"During the practical stage of the drill, Su-35 and Su-30 pilots will serve as cover for Su-24M2 during overflight in a bomb deployment region," the statement read. "Besides this, aviators from Su-35 and Su-30SM from Khabarovsk region will practice elements of aerial combat at various heights, carry out search and escort and interception of jets of a hypothetical enemy whose role will be played by jets from Primorye."

The drill will conclude with Su-35 fighters and Su-25 jets assisting the Russian eastern military districts' new Su-34 jets in bombing ground targets on practice ranges situated both in Primorye and Khabarovsk.

Russia has previously denied that it has deployed more troops in Primorye in response to the simmering crisis across the border, where North Korea has repeatedly angered Washington with threatening rhetoric against nearby U.S. allies, missile and nuclear tests.

Russia, like China, formally opposes North Korea's nuclear ambitions. However both Moscow and Beijing have blamed U.S. military backing of South Korea and Japan for Pyongyang scaling up its nuclear weapons program.

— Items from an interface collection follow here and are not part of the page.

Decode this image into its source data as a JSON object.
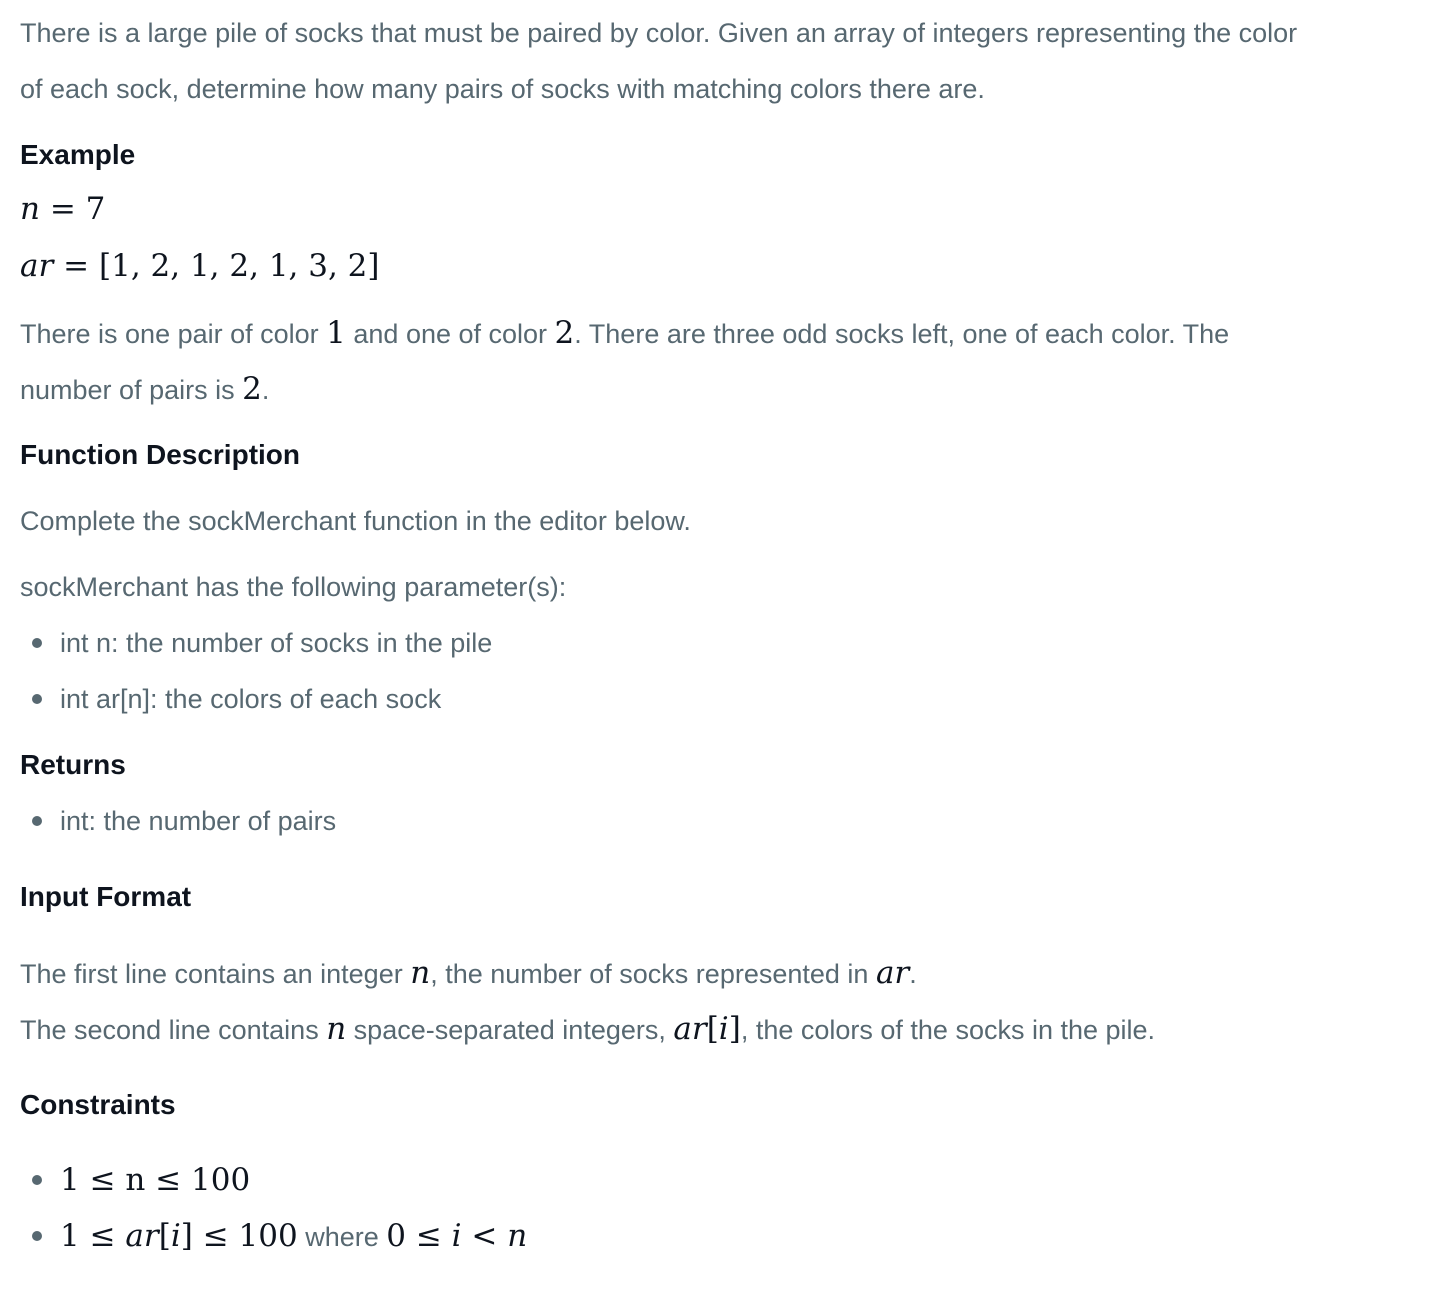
{
  "intro": {
    "line1": "There is a large pile of socks that must be paired by color. Given an array of integers representing the color",
    "line2": "of each sock, determine how many pairs of socks with matching colors there are."
  },
  "example": {
    "heading": "Example",
    "n_lhs": "n",
    "n_eq": " = ",
    "n_val": "7",
    "ar_lhs": "ar",
    "ar_eq": " = ",
    "ar_val": "[1, 2, 1, 2, 1, 3, 2]",
    "explain_a": "There is one pair of color ",
    "explain_m1": "1",
    "explain_b": " and one of color ",
    "explain_m2": "2",
    "explain_c": ". There are three odd socks left, one of each color. The",
    "explain2_a": "number of pairs is ",
    "explain2_m": "2",
    "explain2_b": "."
  },
  "function_description": {
    "heading": "Function Description",
    "complete": "Complete the sockMerchant function in the editor below.",
    "params_intro": "sockMerchant has the following parameter(s):",
    "params": [
      "int n: the number of socks in the pile",
      "int ar[n]: the colors of each sock"
    ]
  },
  "returns": {
    "heading": "Returns",
    "items": [
      "int: the number of pairs"
    ]
  },
  "input_format": {
    "heading": "Input Format",
    "l1_a": "The first line contains an integer ",
    "l1_m1": "n",
    "l1_b": ", the number of socks represented in ",
    "l1_m2": "ar",
    "l1_c": ".",
    "l2_a": "The second line contains ",
    "l2_m1": "n",
    "l2_b": " space-separated integers, ",
    "l2_m2a": "ar",
    "l2_m2b": "[",
    "l2_m2c": "i",
    "l2_m2d": "]",
    "l2_c": ", the colors of the socks in the pile."
  },
  "constraints": {
    "heading": "Constraints",
    "c1": "1 ≤ n ≤ 100",
    "c2_math_a": "1 ≤ ",
    "c2_math_b": "ar",
    "c2_math_c": "[",
    "c2_math_d": "i",
    "c2_math_e": "] ≤ 100",
    "c2_where": " where ",
    "c2_math2_a": "0 ≤ ",
    "c2_math2_b": "i",
    "c2_math2_c": " < ",
    "c2_math2_d": "n"
  }
}
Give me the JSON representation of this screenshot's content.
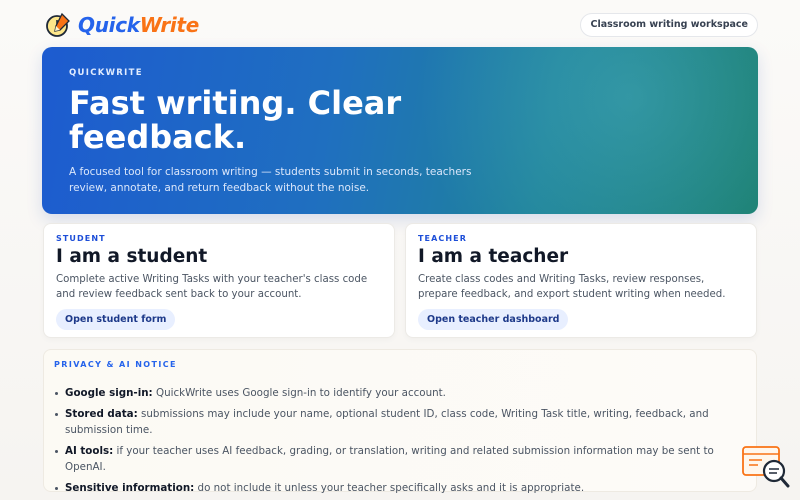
{
  "brand": {
    "name_part1": "Quick",
    "name_part2": "Write",
    "logo_icon": "pencil-clock-icon"
  },
  "header": {
    "workspace_label": "Classroom writing workspace"
  },
  "hero": {
    "eyebrow": "QUICKWRITE",
    "title": "Fast writing. Clear feedback.",
    "description": "A focused tool for classroom writing — students submit in seconds, teachers review, annotate, and return feedback without the noise."
  },
  "cards": {
    "student": {
      "eyebrow": "STUDENT",
      "title": "I am a student",
      "description": "Complete active Writing Tasks with your teacher's class code and review feedback sent back to your account.",
      "button": "Open student form"
    },
    "teacher": {
      "eyebrow": "TEACHER",
      "title": "I am a teacher",
      "description": "Create class codes and Writing Tasks, review responses, prepare feedback, and export student writing when needed.",
      "button": "Open teacher dashboard"
    }
  },
  "notice": {
    "eyebrow": "PRIVACY & AI NOTICE",
    "items": [
      {
        "label": "Google sign-in:",
        "text": " QuickWrite uses Google sign-in to identify your account."
      },
      {
        "label": "Stored data:",
        "text": " submissions may include your name, optional student ID, class code, Writing Task title, writing, feedback, and submission time."
      },
      {
        "label": "AI tools:",
        "text": " if your teacher uses AI feedback, grading, or translation, writing and related submission information may be sent to OpenAI."
      },
      {
        "label": "Sensitive information:",
        "text": " do not include it unless your teacher specifically asks and it is appropriate."
      }
    ]
  },
  "colors": {
    "primary": "#2563eb",
    "accent": "#f97316",
    "hero_end": "#1b7f70"
  },
  "floating": {
    "icon": "chat-search-icon"
  }
}
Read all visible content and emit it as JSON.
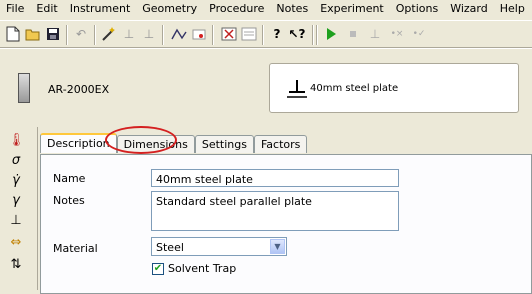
{
  "menu": [
    "File",
    "Edit",
    "Instrument",
    "Geometry",
    "Procedure",
    "Notes",
    "Experiment",
    "Options",
    "Wizard",
    "Help"
  ],
  "instrument": {
    "name": "AR-2000EX"
  },
  "geometry": {
    "name": "40mm steel plate"
  },
  "tabs": [
    "Description",
    "Dimensions",
    "Settings",
    "Factors"
  ],
  "form": {
    "name_label": "Name",
    "name_value": "40mm steel plate",
    "notes_label": "Notes",
    "notes_value": "Standard steel parallel plate",
    "material_label": "Material",
    "material_value": "Steel",
    "solvent_label": "Solvent Trap",
    "solvent_checked": true
  },
  "colors": {
    "highlight": "#d42020",
    "tab_accent": "#ffc83c",
    "play": "#1ea01e"
  }
}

Earlier this month Russian President Vladimir Putin hinted that his country was coming to accept North Korea's nuclear capabilities as a certainty rather than a possibility, telling the U.S. that irrespective of sanctions, North Koreans would "eat grass" if it meant acquiring nuclear arms.

In the latest show of solidarity for South Korea, U.S. warplanes arrived in the country over the weekend, as North Korea's top diplomat told the U.N. Pyongyang had the right to shoot U.S. jets down.

Russia and China completed their joint naval drill in the Pacific earlier this week, though the drill itself was planned before the Korean peninsula crisis erupted this summer.